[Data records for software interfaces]
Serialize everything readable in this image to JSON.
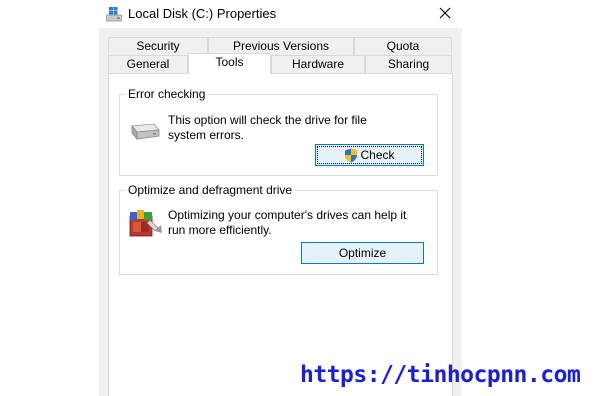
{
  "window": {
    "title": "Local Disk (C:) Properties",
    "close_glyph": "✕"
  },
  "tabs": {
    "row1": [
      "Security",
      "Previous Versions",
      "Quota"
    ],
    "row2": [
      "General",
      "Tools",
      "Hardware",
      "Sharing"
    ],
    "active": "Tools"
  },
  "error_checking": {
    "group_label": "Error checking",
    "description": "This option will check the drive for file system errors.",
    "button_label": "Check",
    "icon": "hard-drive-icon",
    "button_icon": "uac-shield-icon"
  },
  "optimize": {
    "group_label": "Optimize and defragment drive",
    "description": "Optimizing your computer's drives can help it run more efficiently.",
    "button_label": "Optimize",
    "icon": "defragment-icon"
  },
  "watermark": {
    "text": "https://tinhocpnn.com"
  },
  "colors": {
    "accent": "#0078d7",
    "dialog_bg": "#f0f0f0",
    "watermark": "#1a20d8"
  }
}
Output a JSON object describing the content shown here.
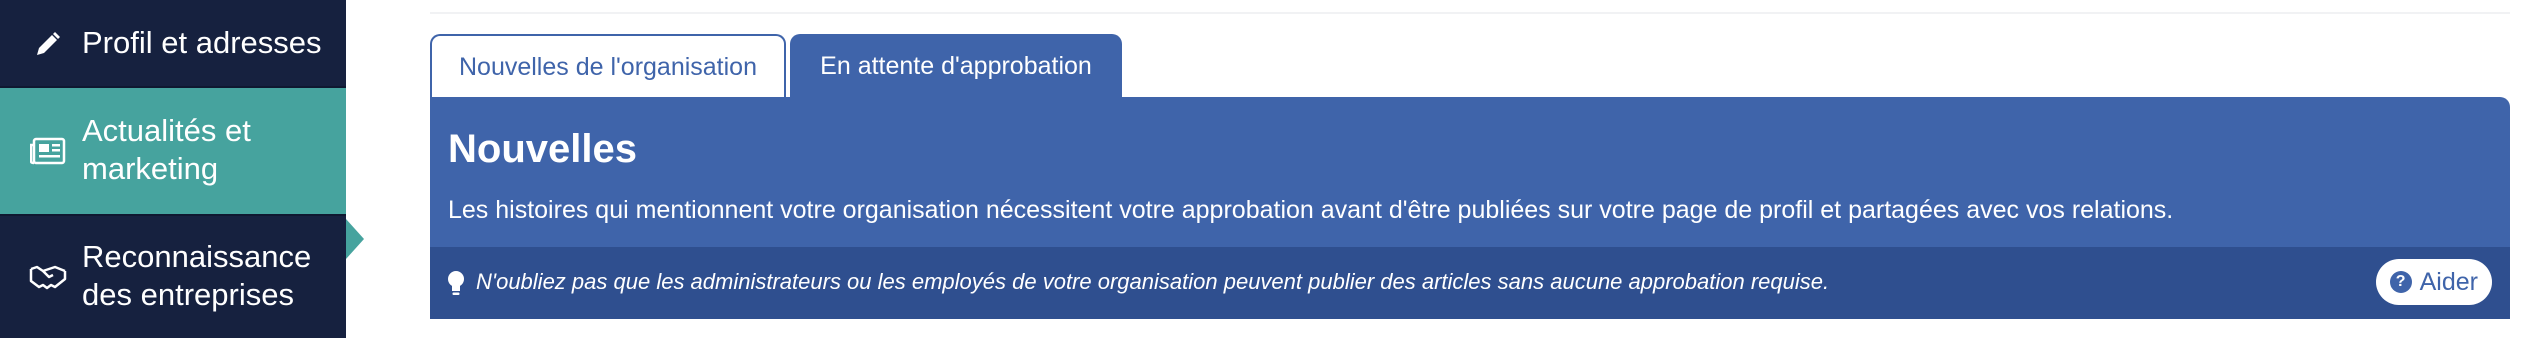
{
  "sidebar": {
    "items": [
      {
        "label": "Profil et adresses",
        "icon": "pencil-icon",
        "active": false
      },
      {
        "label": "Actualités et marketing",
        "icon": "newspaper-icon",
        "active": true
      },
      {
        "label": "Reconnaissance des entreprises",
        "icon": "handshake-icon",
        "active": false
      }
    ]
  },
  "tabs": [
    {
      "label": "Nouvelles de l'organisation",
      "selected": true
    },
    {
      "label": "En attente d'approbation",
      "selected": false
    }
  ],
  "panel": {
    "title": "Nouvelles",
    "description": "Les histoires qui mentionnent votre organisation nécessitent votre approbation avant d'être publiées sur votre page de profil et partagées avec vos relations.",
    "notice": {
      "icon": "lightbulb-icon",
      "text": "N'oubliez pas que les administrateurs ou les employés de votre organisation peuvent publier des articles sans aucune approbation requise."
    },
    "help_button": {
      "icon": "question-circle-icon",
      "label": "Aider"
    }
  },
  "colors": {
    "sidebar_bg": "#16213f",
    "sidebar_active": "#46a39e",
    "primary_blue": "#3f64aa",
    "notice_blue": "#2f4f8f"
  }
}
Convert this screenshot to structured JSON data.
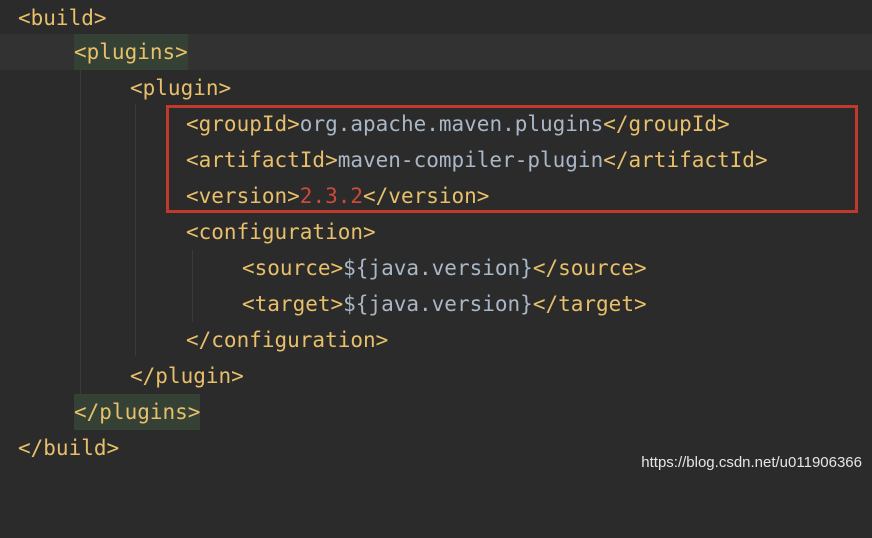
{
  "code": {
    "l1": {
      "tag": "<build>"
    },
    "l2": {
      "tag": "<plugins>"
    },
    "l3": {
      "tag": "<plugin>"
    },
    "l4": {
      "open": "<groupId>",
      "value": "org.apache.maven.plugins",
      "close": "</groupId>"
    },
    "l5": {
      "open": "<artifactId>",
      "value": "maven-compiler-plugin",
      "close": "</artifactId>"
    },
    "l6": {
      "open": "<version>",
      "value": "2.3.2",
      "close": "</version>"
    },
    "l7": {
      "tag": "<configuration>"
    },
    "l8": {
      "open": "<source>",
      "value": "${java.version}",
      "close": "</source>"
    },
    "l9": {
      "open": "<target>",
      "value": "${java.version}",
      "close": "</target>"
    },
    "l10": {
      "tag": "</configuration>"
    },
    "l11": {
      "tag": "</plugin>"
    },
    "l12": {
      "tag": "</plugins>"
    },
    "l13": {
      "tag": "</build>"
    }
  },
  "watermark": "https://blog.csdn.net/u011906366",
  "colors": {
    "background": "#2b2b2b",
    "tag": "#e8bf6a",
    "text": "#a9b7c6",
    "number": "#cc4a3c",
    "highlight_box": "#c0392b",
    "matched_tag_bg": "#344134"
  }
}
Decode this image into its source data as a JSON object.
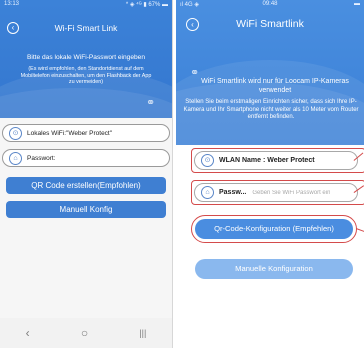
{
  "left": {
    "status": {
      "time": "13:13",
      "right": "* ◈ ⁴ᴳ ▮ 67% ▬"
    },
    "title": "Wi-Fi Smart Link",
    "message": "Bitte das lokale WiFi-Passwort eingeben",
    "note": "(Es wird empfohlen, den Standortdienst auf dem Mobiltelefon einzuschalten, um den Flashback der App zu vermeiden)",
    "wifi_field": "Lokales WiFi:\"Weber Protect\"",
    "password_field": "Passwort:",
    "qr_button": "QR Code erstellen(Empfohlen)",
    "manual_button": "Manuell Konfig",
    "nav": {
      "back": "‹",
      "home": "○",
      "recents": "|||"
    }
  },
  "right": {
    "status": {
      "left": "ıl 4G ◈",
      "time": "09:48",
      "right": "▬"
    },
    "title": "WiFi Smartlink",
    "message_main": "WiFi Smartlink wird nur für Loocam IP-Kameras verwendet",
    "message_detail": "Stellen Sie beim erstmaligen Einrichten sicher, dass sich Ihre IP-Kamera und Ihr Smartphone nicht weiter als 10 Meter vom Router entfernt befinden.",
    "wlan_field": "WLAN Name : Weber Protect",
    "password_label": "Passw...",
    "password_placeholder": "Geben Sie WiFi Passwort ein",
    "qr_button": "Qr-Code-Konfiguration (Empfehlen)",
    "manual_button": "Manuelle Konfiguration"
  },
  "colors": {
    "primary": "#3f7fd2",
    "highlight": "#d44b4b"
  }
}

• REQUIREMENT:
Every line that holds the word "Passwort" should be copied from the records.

• PROBLEM SOLUTION:
    "message": "Bitte das lokale WiFi-Passwort eingeben",
    "password_field": "Passwort:",
    "password_placeholder": "Geben Sie WiFi Passwort ein",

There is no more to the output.